START TASK MATERIAL
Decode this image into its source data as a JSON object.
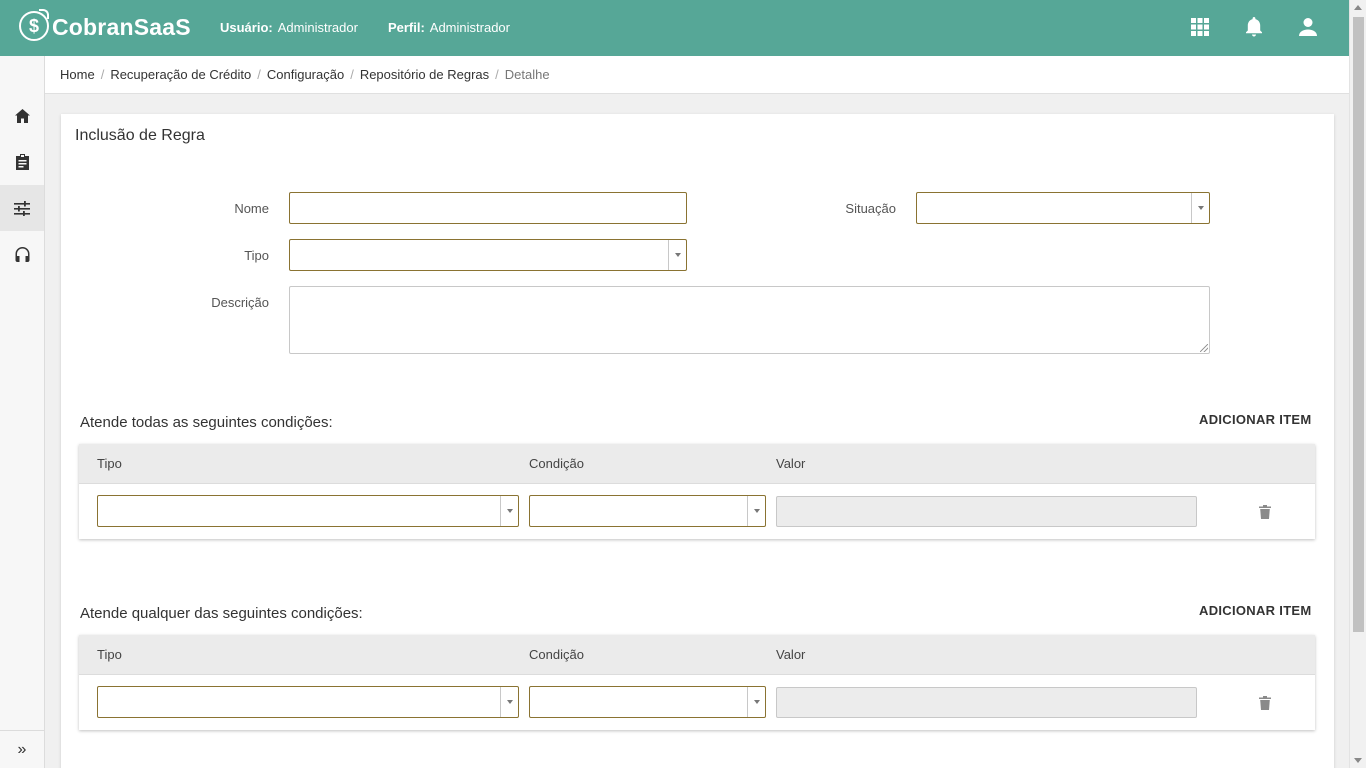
{
  "header": {
    "brand": "CobranSaaS",
    "logo_glyph": "$",
    "user_label": "Usuário:",
    "user_value": "Administrador",
    "profile_label": "Perfil:",
    "profile_value": "Administrador",
    "icons": [
      "apps-grid-icon",
      "bell-icon",
      "user-icon"
    ],
    "accent": "#56a797"
  },
  "sidebar": {
    "items": [
      "home-icon",
      "clipboard-icon",
      "sliders-icon",
      "headset-icon"
    ],
    "active_index": 2,
    "expand_glyph": "»"
  },
  "breadcrumb": {
    "items": [
      "Home",
      "Recuperação de Crédito",
      "Configuração",
      "Repositório de Regras",
      "Detalhe"
    ],
    "separator": "/"
  },
  "form": {
    "title": "Inclusão de Regra",
    "nome_label": "Nome",
    "nome_value": "",
    "situacao_label": "Situação",
    "situacao_value": "",
    "tipo_label": "Tipo",
    "tipo_value": "",
    "descricao_label": "Descrição",
    "descricao_value": ""
  },
  "sections": [
    {
      "title": "Atende todas as seguintes condições:",
      "add_label": "ADICIONAR ITEM",
      "columns": [
        "Tipo",
        "Condição",
        "Valor"
      ],
      "rows": [
        {
          "tipo": "",
          "condicao": "",
          "valor": ""
        }
      ]
    },
    {
      "title": "Atende qualquer das seguintes condições:",
      "add_label": "ADICIONAR ITEM",
      "columns": [
        "Tipo",
        "Condição",
        "Valor"
      ],
      "rows": [
        {
          "tipo": "",
          "condicao": "",
          "valor": ""
        }
      ]
    }
  ]
}
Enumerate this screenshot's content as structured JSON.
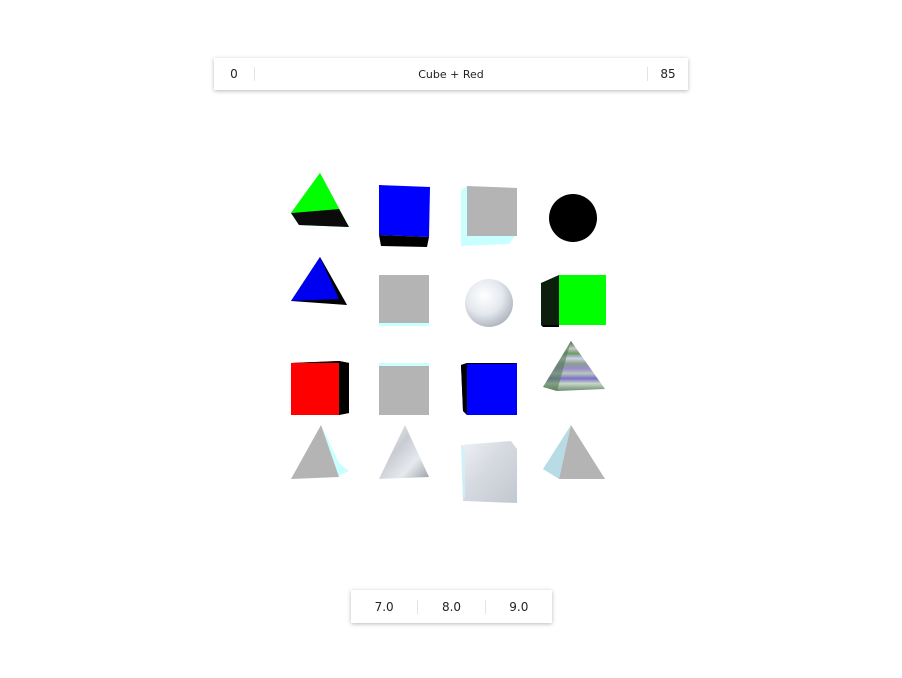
{
  "top_bar": {
    "left_value": "0",
    "prompt": "Cube + Red",
    "right_value": "85"
  },
  "grid": [
    {
      "shape": "pyramid",
      "color": "green"
    },
    {
      "shape": "cube",
      "color": "blue"
    },
    {
      "shape": "cube",
      "color": "gray"
    },
    {
      "shape": "sphere",
      "color": "black"
    },
    {
      "shape": "pyramid",
      "color": "blue"
    },
    {
      "shape": "cube",
      "color": "gray"
    },
    {
      "shape": "sphere",
      "color": "cloud-texture"
    },
    {
      "shape": "cube",
      "color": "green"
    },
    {
      "shape": "cube",
      "color": "red"
    },
    {
      "shape": "cube",
      "color": "gray"
    },
    {
      "shape": "cube",
      "color": "blue"
    },
    {
      "shape": "pyramid",
      "color": "striped-texture"
    },
    {
      "shape": "pyramid",
      "color": "gray"
    },
    {
      "shape": "pyramid",
      "color": "cloud-texture"
    },
    {
      "shape": "cube",
      "color": "cloud-texture"
    },
    {
      "shape": "pyramid",
      "color": "gray"
    }
  ],
  "bottom_bar": {
    "options": [
      "7.0",
      "8.0",
      "9.0"
    ]
  }
}
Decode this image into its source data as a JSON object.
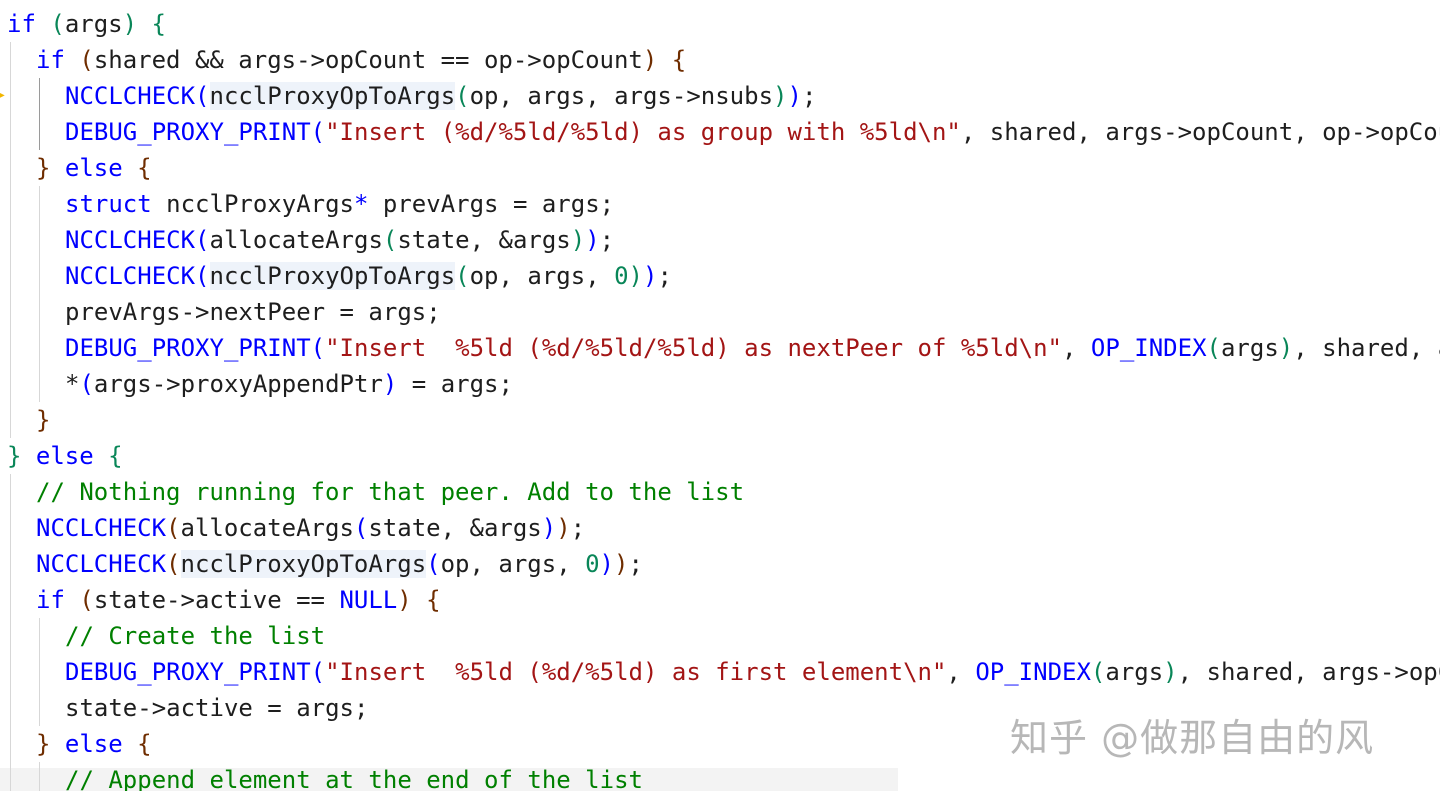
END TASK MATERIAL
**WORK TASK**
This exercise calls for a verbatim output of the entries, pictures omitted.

**YOUR RESPONSE**
Decode this image into its source data as a JSON object.
{
  "header": {
    "brand": "CobranSaaS",
    "logo_glyph": "$",
    "user_label": "Usuário:",
    "user_value": "Administrador",
    "profile_label": "Perfil:",
    "profile_value": "Administrador",
    "icons": [
      "apps-grid-icon",
      "bell-icon",
      "user-icon"
    ],
    "accent": "#56a797"
  },
  "sidebar": {
    "items": [
      "home-icon",
      "clipboard-icon",
      "sliders-icon",
      "headset-icon"
    ],
    "active_index": 2,
    "expand_glyph": "»"
  },
  "breadcrumb": {
    "items": [
      "Home",
      "Recuperação de Crédito",
      "Configuração",
      "Repositório de Regras",
      "Detalhe"
    ],
    "separator": "/"
  },
  "form": {
    "title": "Inclusão de Regra",
    "nome_label": "Nome",
    "nome_value": "",
    "situacao_label": "Situação",
    "situacao_value": "",
    "tipo_label": "Tipo",
    "tipo_value": "",
    "descricao_label": "Descrição",
    "descricao_value": ""
  },
  "sections": [
    {
      "title": "Atende todas as seguintes condições:",
      "add_label": "ADICIONAR ITEM",
      "columns": [
        "Tipo",
        "Condição",
        "Valor"
      ],
      "rows": [
        {
          "tipo": "",
          "condicao": "",
          "valor": ""
        }
      ]
    },
    {
      "title": "Atende qualquer das seguintes condições:",
      "add_label": "ADICIONAR ITEM",
      "columns": [
        "Tipo",
        "Condição",
        "Valor"
      ],
      "rows": [
        {
          "tipo": "",
          "condicao": "",
          "valor": ""
        }
      ]
    }
  ]
}
Enumerate this screenshot's content as structured JSON.
{
  "top_bar": {
    "left_value": "0",
    "prompt": "Cube + Red",
    "right_value": "85"
  },
  "grid": [
    {
      "shape": "pyramid",
      "color": "green"
    },
    {
      "shape": "cube",
      "color": "blue"
    },
    {
      "shape": "cube",
      "color": "gray"
    },
    {
      "shape": "sphere",
      "color": "black"
    },
    {
      "shape": "pyramid",
      "color": "blue"
    },
    {
      "shape": "cube",
      "color": "gray"
    },
    {
      "shape": "sphere",
      "color": "cloud-texture"
    },
    {
      "shape": "cube",
      "color": "green"
    },
    {
      "shape": "cube",
      "color": "red"
    },
    {
      "shape": "cube",
      "color": "gray"
    },
    {
      "shape": "cube",
      "color": "blue"
    },
    {
      "shape": "pyramid",
      "color": "striped-texture"
    },
    {
      "shape": "pyramid",
      "color": "gray"
    },
    {
      "shape": "pyramid",
      "color": "cloud-texture"
    },
    {
      "shape": "cube",
      "color": "cloud-texture"
    },
    {
      "shape": "pyramid",
      "color": "gray"
    }
  ],
  "bottom_bar": {
    "options": [
      "7.0",
      "8.0",
      "9.0"
    ]
  }
}
Decode this image into its source data as a JSON object.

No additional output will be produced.